What is the LAG's structure?
The LAG membership is open to everyone living within the LAG boundaries and it is the members who are the most important resource for the LAG's operation. Most LAGs set up a small membership fee in order to collect private funds and better commit the members in the LAG activities. *Both private persons and local public/private organisations can become members. The number of members is a good indicator on how widely the LAG is known and recognised on its territory.
The LAG must be an accountable, registered body but otherwise it can freely organise itself internally, according to its statutes. The General Assembly where all LAG members are invited once or twice in a year is in charge of selecting the Board and the President among the LAG members. The selection must follow the public-private partnership principle as well as territorial, gender and age equity. The General Assembly also has many other formal duties defined by the statutes like approving the annual reports, accounts and financial statements of each year. It also has power to change the LAG's statutes.
Board / Executive Commitee
The Board uses the highest power in everyday decision-making of the LAG and is also legally and financially responsible for its operation. The size of the Board is defined in the statutes: typically it is between 10 and 15 persons. The LAG President leads the Board that typically has 6-12 meetings per year. All Board members must sign a statement of confidentiality as regards to all information obtained in their position, through the project applications for example. Due to their family or business relations the Board members may sometimes face a conflict of interests situation, when they cannot take part in the project selection decision-making.
The Board may nominate sub-committees to prepare and evaluate material to be presented for the Board decision-making. Project evaluation, project monitoring and cooperation sub-committees are typical examples, where these issues can be discussed and prepared more in depth than in the Board.
The Board hires the LAG staff. This must be done within the LAG's administrative funds, which can be a maximum of 20 per cent of the LAG's overall public funds budget. As the LAG budgets and administrative tasks are highly variable so is their amount of staff persons, varying from less than one person annually to five. The Manager works as an executive director of the LAG. Project advisor, community advisor, business advisor, transnational coordinator and office assistant are other typical titles of the LAG personnel.
Accountant & auditors

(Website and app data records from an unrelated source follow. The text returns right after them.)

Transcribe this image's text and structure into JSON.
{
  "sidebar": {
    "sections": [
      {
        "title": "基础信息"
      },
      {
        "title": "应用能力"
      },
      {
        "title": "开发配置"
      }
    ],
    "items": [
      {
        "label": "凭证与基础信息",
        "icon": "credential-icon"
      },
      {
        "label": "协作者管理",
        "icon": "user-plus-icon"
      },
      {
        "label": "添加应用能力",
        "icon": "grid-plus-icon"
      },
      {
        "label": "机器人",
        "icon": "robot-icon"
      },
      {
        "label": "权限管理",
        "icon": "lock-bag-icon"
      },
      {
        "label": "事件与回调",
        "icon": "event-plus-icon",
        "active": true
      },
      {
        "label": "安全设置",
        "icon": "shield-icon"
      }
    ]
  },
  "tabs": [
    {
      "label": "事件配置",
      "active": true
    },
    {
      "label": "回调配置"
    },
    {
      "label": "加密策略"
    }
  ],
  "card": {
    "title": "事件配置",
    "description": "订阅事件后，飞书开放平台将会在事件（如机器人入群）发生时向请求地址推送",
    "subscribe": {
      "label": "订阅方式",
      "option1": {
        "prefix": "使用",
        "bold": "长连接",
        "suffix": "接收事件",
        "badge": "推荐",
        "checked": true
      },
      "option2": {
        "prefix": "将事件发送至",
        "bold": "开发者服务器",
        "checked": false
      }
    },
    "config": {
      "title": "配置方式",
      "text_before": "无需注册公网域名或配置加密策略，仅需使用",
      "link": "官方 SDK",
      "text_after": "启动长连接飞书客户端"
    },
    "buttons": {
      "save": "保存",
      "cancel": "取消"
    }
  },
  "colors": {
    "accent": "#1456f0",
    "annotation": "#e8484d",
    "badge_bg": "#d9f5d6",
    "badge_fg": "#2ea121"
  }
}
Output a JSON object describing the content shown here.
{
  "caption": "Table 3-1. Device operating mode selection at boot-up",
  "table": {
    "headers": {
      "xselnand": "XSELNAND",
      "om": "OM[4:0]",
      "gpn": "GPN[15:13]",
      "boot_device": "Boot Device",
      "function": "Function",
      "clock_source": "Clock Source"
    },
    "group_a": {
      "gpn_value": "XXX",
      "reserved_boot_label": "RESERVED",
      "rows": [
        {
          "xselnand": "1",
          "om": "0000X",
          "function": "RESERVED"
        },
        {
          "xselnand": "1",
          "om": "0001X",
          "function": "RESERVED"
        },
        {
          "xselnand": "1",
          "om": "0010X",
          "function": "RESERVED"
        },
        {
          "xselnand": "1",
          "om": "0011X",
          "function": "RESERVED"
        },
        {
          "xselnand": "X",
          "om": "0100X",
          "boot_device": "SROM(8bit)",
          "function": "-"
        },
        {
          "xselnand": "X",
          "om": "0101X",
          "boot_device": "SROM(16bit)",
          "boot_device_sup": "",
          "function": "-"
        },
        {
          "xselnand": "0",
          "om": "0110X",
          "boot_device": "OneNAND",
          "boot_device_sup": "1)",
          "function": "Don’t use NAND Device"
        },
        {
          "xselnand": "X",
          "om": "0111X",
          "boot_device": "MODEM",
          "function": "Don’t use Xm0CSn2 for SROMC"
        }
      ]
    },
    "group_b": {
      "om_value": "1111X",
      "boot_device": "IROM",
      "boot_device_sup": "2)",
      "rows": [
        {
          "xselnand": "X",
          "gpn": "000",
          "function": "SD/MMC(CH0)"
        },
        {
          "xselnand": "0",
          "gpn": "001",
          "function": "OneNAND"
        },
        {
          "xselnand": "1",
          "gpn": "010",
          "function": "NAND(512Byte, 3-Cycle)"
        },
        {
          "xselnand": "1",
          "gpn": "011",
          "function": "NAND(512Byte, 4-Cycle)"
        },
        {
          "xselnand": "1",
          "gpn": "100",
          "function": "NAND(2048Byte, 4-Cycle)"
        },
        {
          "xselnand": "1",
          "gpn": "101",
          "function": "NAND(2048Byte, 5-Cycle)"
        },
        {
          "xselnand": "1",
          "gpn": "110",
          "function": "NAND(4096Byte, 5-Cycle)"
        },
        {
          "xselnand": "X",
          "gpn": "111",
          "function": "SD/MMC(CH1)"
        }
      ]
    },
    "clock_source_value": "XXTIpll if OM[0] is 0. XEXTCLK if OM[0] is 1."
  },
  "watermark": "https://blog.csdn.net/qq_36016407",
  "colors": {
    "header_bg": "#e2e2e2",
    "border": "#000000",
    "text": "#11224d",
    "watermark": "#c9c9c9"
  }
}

An accountant can also be a LAG staff member but more usually he/she is outsourced. Anyway this person plays a key role in successful LAG management and completes the LAG's structure together with the financial auditors. Keeping the accountant informed on all financial matters ranging from the approval of invoices to LAG's administration funding decisions pays back in all reporting. The auditors can give good administrative and financial advice throughout the year, not only when auditing the accounts every Spring